Rinse-resistant superhydrophobic block copolymer fabrics by electrospinning, electrospraying and thermally-induced self-assembly

Jie Wu, Xin Li, Yang Wu, Guoxing Liao, Priscilla Johnston, Paul D. Topham, Linge Wang*

*Corresponding author for this work

Research output: Contribution to journalArticlepeer-review


An inherent problem that restricts the practical application of superhydrophobic materials is that the superhydrophobic property is not sustainable; it can be diminished, or even lost, when the surface is physically damaged. In this work, we present an efficient approach for the fabrication of superhydrophobic fibrous fabrics with great rinse-resistance where a block copolymer has been electrospun into a nanofibrous mesh while micro-sized beads have been subsequently electrosprayed to give a morphologically composite material. The intricate nano- and microstructure of the composite was then fixed by thermally annealing the block copolymer to induce self-assembly and interdigitation of the microphase separated domains. To demonstrate this approach, a polystyrene-b-poly(ethylene-co-butylene)-b-polystyrene (SEBS) nanofibrous scaffold was produced by electrospinning before SEBS beads were electrosprayed into this mesh to form a hierarchical micro/nanostructure of beads and fibers. The effects of type and density of SEBS beads on the surface morphology and wetting properties of composite membranes were studied extensively. Compared with a neat SEBS fibrous mesh, the composite membrane had enhanced hydrophobic properties. The static water contact angle increased from 139° (±3°) to 156° (±1°), while the sliding angle decreased to 8° (±1°) from nearly 90°. In order to increase the rinse-resistance of the composite membrane, a thermal annealing step was applied to physically bind the fibers and beads. Importantly, after 200 hours of water flushing, the hierarchical surface structure and superhydrophobicity of the composite membrane were well retained. This work provides a new route for the creation of superhydrophobic fabrics with potential in self-cleaning applications.
Original languageEnglish
Pages (from-to)769-777
Number of pages9
JournalApplied Surface Science
Early online date7 Jun 2017
Publication statusPublished - 15 Nov 2017

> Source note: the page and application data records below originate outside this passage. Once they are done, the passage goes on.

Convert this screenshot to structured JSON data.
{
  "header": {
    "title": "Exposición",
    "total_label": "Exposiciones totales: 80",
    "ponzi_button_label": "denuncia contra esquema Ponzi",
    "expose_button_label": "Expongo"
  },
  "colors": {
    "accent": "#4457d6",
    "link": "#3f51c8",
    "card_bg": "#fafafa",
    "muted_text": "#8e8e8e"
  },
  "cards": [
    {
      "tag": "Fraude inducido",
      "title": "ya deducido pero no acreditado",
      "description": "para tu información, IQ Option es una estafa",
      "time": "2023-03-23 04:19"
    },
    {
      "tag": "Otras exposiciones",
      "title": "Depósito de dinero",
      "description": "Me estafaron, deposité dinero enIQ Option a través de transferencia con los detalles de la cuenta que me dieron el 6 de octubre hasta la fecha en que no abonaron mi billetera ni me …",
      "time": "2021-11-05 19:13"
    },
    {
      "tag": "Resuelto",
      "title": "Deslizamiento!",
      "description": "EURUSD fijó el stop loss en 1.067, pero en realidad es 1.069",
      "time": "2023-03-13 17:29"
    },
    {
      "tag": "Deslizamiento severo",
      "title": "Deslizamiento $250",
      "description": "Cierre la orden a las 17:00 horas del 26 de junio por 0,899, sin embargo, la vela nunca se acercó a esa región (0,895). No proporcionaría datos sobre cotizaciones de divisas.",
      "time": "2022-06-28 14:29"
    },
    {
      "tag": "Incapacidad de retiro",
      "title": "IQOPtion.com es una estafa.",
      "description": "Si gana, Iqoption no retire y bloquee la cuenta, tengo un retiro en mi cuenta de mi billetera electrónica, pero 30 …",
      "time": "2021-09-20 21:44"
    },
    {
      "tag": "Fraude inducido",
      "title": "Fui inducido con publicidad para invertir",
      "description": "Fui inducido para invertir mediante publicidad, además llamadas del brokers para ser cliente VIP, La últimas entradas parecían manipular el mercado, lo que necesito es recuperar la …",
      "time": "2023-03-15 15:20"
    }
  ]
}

Bibliographical note

© 2017, Elsevier. Licensed under the Creative Commons Attribution-NonCommercial-NoDerivatives 4.0 International http://creativecommons.org/licenses/by-nc-nd/4.0/

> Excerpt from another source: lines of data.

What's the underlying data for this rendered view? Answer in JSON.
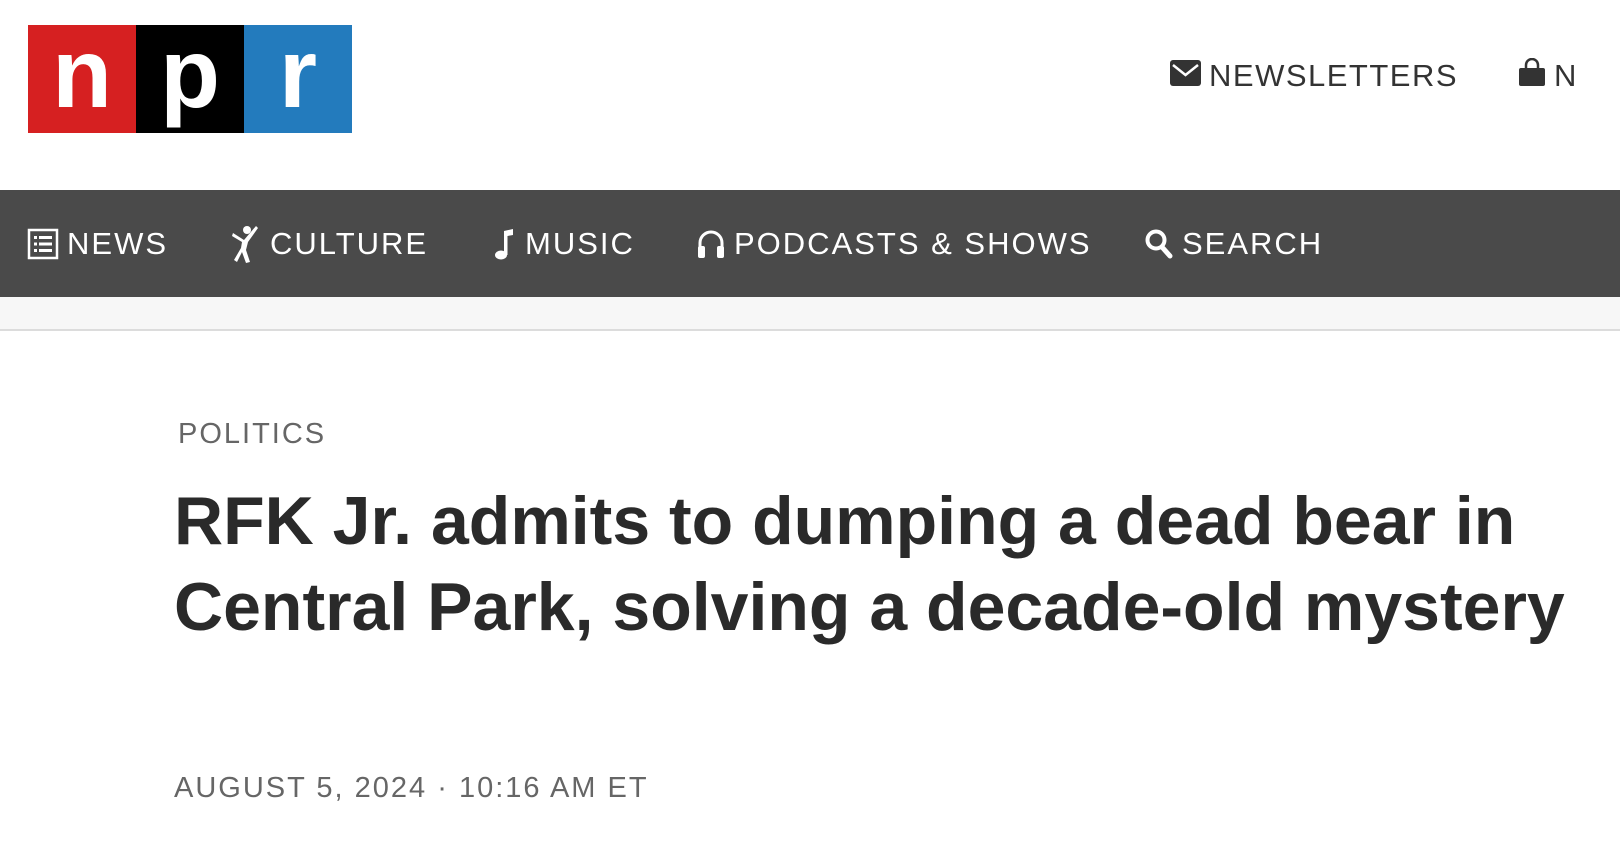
{
  "logo": {
    "n": "n",
    "p": "p",
    "r": "r",
    "colors": {
      "n": "#d62021",
      "p": "#000000",
      "r": "#237bbd"
    }
  },
  "utility_nav": {
    "newsletters": {
      "label": "NEWSLETTERS",
      "icon": "envelope-icon"
    },
    "shop": {
      "label": "N",
      "icon": "shopping-bag-icon"
    }
  },
  "main_nav": {
    "background": "#4a4a4a",
    "items": [
      {
        "label": "NEWS",
        "icon": "news-list-icon"
      },
      {
        "label": "CULTURE",
        "icon": "culture-figure-icon"
      },
      {
        "label": "MUSIC",
        "icon": "music-note-icon"
      },
      {
        "label": "PODCASTS & SHOWS",
        "icon": "headphones-icon"
      },
      {
        "label": "SEARCH",
        "icon": "search-icon"
      }
    ]
  },
  "article": {
    "section": "POLITICS",
    "headline": "RFK Jr. admits to dumping a dead bear in Central Park, solving a decade-old mystery",
    "date": "AUGUST 5, 2024",
    "separator": "·",
    "time": "10:16 AM ET"
  }
}
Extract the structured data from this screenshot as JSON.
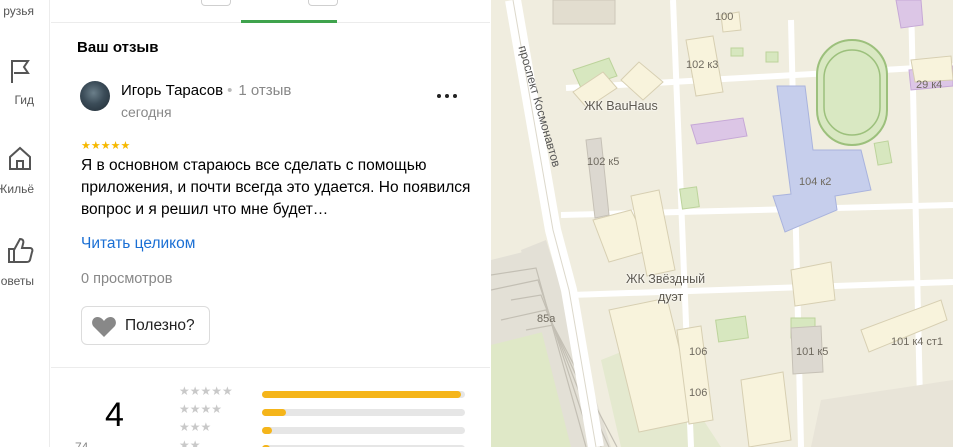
{
  "rail": {
    "items": [
      {
        "label": "рузья",
        "icon": "friends-icon"
      },
      {
        "label": "Гид",
        "icon": "flag-icon"
      },
      {
        "label": "Жильё",
        "icon": "house-icon"
      },
      {
        "label": "оветы",
        "icon": "thumbs-up-icon"
      }
    ]
  },
  "review": {
    "section_title": "Ваш отзыв",
    "author": "Игорь Тарасов",
    "author_reviews": "1 отзыв",
    "date": "сегодня",
    "stars": "★★★★★",
    "text": "Я в основном стараюсь все сделать с помощью приложения, и почти всегда это удается. Но появился вопрос и я решил что мне будет…",
    "read_more": "Читать целиком",
    "views": "0 просмотров",
    "useful": "Полезно?"
  },
  "rating": {
    "value": "4",
    "sub": "74",
    "distribution": [
      {
        "stars": "★★★★★",
        "fill": 0.98
      },
      {
        "stars": "★★★★",
        "fill": 0.12
      },
      {
        "stars": "★★★",
        "fill": 0.05
      },
      {
        "stars": "★★",
        "fill": 0.04
      }
    ]
  },
  "map": {
    "street": "проспект Космонавтов",
    "labels": [
      "100",
      "102 к3",
      "ЖК BauHaus",
      "29 к4",
      "102 к5",
      "104 к2",
      "ЖК Звёздный",
      "дуэт",
      "85а",
      "106",
      "101 к5",
      "101 к4 ст1",
      "106"
    ],
    "colors": {
      "background": "#f0eddf",
      "accent_green": "#3fa34d",
      "star": "#f6b800",
      "link": "#1a6fd4"
    }
  }
}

  • block copolymer
  • composite membrane
  • rinse-resistance
  • self-assembly
  • superhydrophobic


Dive into the research topics of 'Rinse-resistant superhydrophobic block copolymer fabrics by electrospinning, electrospraying and thermally-induced self-assembly'. Together they form a unique fingerprint.

Cite this